“Southern Slaveholders and the U.S. Military in the 1850s” [Matthew Karp].
News of the Wired
“NASA’s Juno Spacecraft Sends First In-orbit View” [NASA]. “This color view from NASA’s Juno spacecraft is made from some of the first images taken by JunoCam after the spacecraft entered orbit around Jupiter on July 5th (UTC). The view shows that JunoCam survived its first pass through Jupiter’s extreme radiation environment, and is ready to collect images of the giant planet as Juno begins its mission”
“We show that in many data sequences – from texts in different languages to melodies and genomes – the mutual information between two symbols decays roughly like a power law with the number of symbols in between the two. In contrast, we prove that Markov/hidden Markov processes generically exhibit exponential decay in their mutual information, which explains why natural languages are poorly approximated by Markov processes. We present a broad class of models that naturally reproduce this critical behavior. They all involve deep dynamics of a recursive nature, as can be approximately implemented by tree-like or recurrent deep neural networks” [Arxiv.org]. This sounds like it would be interesting in the context of the propagation of narratives, now, and for good reason, prominent in the zeitgeist. If only I could translate it into English!

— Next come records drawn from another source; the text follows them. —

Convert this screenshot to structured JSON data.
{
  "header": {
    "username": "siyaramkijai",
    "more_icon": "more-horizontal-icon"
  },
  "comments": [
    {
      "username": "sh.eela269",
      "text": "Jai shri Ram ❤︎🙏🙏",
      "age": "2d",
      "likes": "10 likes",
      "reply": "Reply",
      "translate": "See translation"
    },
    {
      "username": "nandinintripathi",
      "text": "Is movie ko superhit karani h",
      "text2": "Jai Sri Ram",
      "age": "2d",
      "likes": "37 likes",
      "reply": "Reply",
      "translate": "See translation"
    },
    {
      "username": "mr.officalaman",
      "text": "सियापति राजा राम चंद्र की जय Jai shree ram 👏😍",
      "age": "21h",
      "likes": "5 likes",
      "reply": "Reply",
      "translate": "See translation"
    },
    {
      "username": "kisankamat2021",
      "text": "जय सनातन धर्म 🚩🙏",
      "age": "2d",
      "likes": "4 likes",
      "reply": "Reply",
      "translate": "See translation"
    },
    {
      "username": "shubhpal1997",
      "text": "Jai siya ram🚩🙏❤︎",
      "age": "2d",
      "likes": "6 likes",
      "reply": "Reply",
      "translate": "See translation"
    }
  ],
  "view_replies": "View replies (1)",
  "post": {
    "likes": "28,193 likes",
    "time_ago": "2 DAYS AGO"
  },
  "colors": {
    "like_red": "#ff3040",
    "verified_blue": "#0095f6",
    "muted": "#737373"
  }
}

Readers, feel free to contact me with (a) links, and even better (b) sources I should curate regularly, and (c) to find out how to send me images of plants. Vegetables are fine! Fungi are deemed to be honorary plants! See the previous Water Cooler (with plant) here. And here’s today’s plant (CG):
GG writes: “I’m not sure what plant is shown in the attached photo but I suspect it’s an aloe variety. Taken today in the back country of Sedona, AZ. That speck to the right of the flower and above the rounded rock formation is a honey bee.”
I only see bumblebees now…. Still, everything’s getting pollinated!
Readers, if you want to send me some videos of plants in whole systems (bees and blossoms, for example, or running streams) — I can use them to practice with FFmpeg and hopefully post them. Because of download times, they’ll have to be measured in seconds, rather than minutes. Thank you! Adding, I got another one today! Please keep sending them; they will ultimately appear!
Adding, thank you for your contributions during the rapid and successful Water Cooler Mini-Fundraiser. It remains only for me individually thank those who sent contributions via physical mail! Now, let me if I can find a physical pen; I don’t think I have any, anymore….
Readers, if you enjoyed what you read today, please use the dropdown to choose your contribution, and then click the hat! Your tip will be welcome today, and indeed any day. Water Cooler will not exist without your regular support.